Emily Bestler Books/Atria Books, May 2015
From the publisher: One year after her husband Zach’s death, Lizzie Carter, 41 years old, goes to lay flowers on the site of his fatal accident. Since the tragedy, she just hasn’t been the same, racked with grief and guilt and regret and . . . relief. Even though her friends tell her she’s grieved enough for her ‘prince charming,’ her memories of a darker side of Zach that no one else knew are burned into her brain and won’t let her forget him. But as she puts her flowers down at the roadside, she sees a bouquet of lilies at the foot of the tree. Addressed to her husband. She isn’t the first to pay her respects . . . but who is Xenia? As Lizzie learns more about her husband’s past, she begins to realize that maybe she didn’t know Zach at all. But she’s still tormented by her guilt and the memories that just won’t fade . . . because Zach doesn’t seem to be as gone as everyone thinks. And she just can’t shake the feeling that he’s still out there, watching her, waiting to claim her as his own once again. After all, just because we love someone doesn’t mean we can trust them . . . .
Lizzie does psychometric testing for a living; Zach is an artist, although a not-yet-successful one. The p.o.v. alternates between that of Zach (the first page is his, and though only one page long [before the narration switches to Lizzie’s], it is quite startling, letting the reader know at once what he/she is in for. Lizzie’s p.o.v. sections take place initially in February 14, 2013, a year to the day of Zach’s car crash, on a Cornish roadside in the middle of Cornwall and 200 miles from her home in London. She thinks to herself “His death feels real for the first time. I must let him go, hard as it is, because, despite everything, he was the love of my life.” The next section, Zach’s, takes place in July, 2009. As opposed to Lizzie’s thoughts as described above, he is thinking “She doesn’t appreciate me, that’s the problem.”

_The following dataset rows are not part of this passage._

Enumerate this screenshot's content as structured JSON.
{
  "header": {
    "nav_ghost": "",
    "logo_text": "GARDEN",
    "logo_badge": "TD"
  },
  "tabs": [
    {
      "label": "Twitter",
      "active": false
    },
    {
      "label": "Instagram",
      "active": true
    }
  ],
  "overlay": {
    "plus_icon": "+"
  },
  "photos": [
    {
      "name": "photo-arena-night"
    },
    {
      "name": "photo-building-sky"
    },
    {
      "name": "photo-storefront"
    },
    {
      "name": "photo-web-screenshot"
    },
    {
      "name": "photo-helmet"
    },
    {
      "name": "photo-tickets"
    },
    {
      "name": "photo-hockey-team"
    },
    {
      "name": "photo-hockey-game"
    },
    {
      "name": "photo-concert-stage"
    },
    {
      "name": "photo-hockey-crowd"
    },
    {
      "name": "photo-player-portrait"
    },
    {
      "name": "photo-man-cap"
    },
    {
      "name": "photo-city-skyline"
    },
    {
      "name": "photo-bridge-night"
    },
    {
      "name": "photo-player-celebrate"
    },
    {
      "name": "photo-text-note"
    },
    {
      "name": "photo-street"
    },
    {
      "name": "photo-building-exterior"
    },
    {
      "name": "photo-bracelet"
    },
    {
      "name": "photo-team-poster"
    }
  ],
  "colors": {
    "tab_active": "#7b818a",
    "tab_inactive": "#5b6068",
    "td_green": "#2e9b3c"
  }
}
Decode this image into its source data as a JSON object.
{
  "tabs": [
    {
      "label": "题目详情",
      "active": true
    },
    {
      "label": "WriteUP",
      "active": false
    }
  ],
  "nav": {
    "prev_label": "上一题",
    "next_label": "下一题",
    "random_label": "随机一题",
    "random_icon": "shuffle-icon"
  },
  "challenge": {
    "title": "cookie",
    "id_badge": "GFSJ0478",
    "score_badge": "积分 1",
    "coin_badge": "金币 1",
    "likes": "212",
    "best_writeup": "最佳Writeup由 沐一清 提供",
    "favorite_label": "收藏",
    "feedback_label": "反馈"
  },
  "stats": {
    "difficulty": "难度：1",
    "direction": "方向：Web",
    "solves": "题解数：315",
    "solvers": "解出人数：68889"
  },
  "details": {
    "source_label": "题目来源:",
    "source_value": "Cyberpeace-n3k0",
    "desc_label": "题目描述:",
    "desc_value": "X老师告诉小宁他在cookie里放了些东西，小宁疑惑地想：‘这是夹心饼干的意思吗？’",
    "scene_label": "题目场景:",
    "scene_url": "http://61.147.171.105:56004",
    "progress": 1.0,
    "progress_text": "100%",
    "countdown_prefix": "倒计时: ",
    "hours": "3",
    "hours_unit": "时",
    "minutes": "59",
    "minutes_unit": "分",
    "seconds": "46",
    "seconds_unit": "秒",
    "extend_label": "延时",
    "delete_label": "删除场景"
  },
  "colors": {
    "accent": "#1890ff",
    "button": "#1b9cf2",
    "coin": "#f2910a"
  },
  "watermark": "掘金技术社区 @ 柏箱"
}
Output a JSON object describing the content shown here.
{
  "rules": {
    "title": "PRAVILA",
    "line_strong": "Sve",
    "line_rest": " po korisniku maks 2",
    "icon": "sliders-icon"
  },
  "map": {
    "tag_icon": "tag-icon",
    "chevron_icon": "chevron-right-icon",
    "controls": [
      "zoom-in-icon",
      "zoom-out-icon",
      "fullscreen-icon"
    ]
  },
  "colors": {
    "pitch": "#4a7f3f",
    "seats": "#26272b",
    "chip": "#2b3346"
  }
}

All the following alternating p.o.v. sections follow those same timelines [Zach’s last ending on the day of his car crash], wherein initially Zach has a significant other named Charlotte, overlapping with his meeting and becoming involved with Lizzie. All who meet Zach, who is pretty much addicted to Xanax and tramadol, see him as a very handsome and charming man, although he is self-described as being “not very nice” [with which the reader wholeheartedly agrees], and “. . . People like me can’t relax. We may roam outside the boundaries that restrict the behavior of other people, but we’re never free.”
The characters all come alive in these pages, but Zach is one of a kind, displaying love, jealousy, and vengeance, among other traits. The ending is shocking, but thoroughly believable. This is a book, and characters, who will stay with the reader after the last page is read, and it is highly recommended.
Reviewed by Gloria Feit, March 2016.